(Given data)

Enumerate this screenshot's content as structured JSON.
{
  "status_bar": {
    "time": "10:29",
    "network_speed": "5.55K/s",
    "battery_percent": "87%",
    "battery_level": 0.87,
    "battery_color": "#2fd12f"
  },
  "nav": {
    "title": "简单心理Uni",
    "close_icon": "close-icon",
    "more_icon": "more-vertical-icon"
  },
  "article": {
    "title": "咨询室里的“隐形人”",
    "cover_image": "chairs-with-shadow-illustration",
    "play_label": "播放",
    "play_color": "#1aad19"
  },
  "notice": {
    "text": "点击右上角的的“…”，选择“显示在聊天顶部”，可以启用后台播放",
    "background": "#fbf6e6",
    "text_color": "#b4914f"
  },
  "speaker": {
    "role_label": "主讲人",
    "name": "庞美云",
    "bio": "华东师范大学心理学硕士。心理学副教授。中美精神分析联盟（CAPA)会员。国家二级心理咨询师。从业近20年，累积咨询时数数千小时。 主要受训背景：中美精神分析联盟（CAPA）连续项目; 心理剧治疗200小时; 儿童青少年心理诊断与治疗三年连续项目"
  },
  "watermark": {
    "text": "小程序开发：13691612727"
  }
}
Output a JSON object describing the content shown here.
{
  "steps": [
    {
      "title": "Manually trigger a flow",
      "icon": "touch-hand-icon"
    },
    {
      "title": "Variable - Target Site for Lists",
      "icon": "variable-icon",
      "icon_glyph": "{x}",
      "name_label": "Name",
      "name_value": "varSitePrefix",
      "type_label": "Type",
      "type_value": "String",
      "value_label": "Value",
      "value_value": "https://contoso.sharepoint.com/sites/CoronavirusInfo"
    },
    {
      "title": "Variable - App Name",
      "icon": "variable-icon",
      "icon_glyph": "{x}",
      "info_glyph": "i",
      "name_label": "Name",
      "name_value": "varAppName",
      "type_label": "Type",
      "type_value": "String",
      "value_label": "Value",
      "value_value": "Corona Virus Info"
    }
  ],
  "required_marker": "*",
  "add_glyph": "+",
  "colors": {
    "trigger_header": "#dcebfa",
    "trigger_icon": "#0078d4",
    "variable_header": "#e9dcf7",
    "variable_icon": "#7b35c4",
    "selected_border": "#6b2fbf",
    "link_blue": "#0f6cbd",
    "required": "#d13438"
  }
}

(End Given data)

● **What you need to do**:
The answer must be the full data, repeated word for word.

● **Answer space**:
Enumerate this screenshot's content as structured JSON.
{
  "status_bar": {
    "time": "10:29",
    "network_speed": "5.55K/s",
    "battery_percent": "87%",
    "battery_level": 0.87,
    "battery_color": "#2fd12f"
  },
  "nav": {
    "title": "简单心理Uni",
    "close_icon": "close-icon",
    "more_icon": "more-vertical-icon"
  },
  "article": {
    "title": "咨询室里的“隐形人”",
    "cover_image": "chairs-with-shadow-illustration",
    "play_label": "播放",
    "play_color": "#1aad19"
  },
  "notice": {
    "text": "点击右上角的的“…”，选择“显示在聊天顶部”，可以启用后台播放",
    "background": "#fbf6e6",
    "text_color": "#b4914f"
  },
  "speaker": {
    "role_label": "主讲人",
    "name": "庞美云",
    "bio": "华东师范大学心理学硕士。心理学副教授。中美精神分析联盟（CAPA)会员。国家二级心理咨询师。从业近20年，累积咨询时数数千小时。 主要受训背景：中美精神分析联盟（CAPA）连续项目; 心理剧治疗200小时; 儿童青少年心理诊断与治疗三年连续项目"
  },
  "watermark": {
    "text": "小程序开发：13691612727"
  }
}
Output a JSON object describing the content shown here.
{
  "steps": [
    {
      "title": "Manually trigger a flow",
      "icon": "touch-hand-icon"
    },
    {
      "title": "Variable - Target Site for Lists",
      "icon": "variable-icon",
      "icon_glyph": "{x}",
      "name_label": "Name",
      "name_value": "varSitePrefix",
      "type_label": "Type",
      "type_value": "String",
      "value_label": "Value",
      "value_value": "https://contoso.sharepoint.com/sites/CoronavirusInfo"
    },
    {
      "title": "Variable - App Name",
      "icon": "variable-icon",
      "icon_glyph": "{x}",
      "info_glyph": "i",
      "name_label": "Name",
      "name_value": "varAppName",
      "type_label": "Type",
      "type_value": "String",
      "value_label": "Value",
      "value_value": "Corona Virus Info"
    }
  ],
  "required_marker": "*",
  "add_glyph": "+",
  "colors": {
    "trigger_header": "#dcebfa",
    "trigger_icon": "#0078d4",
    "variable_header": "#e9dcf7",
    "variable_icon": "#7b35c4",
    "selected_border": "#6b2fbf",
    "link_blue": "#0f6cbd",
    "required": "#d13438"
  }
}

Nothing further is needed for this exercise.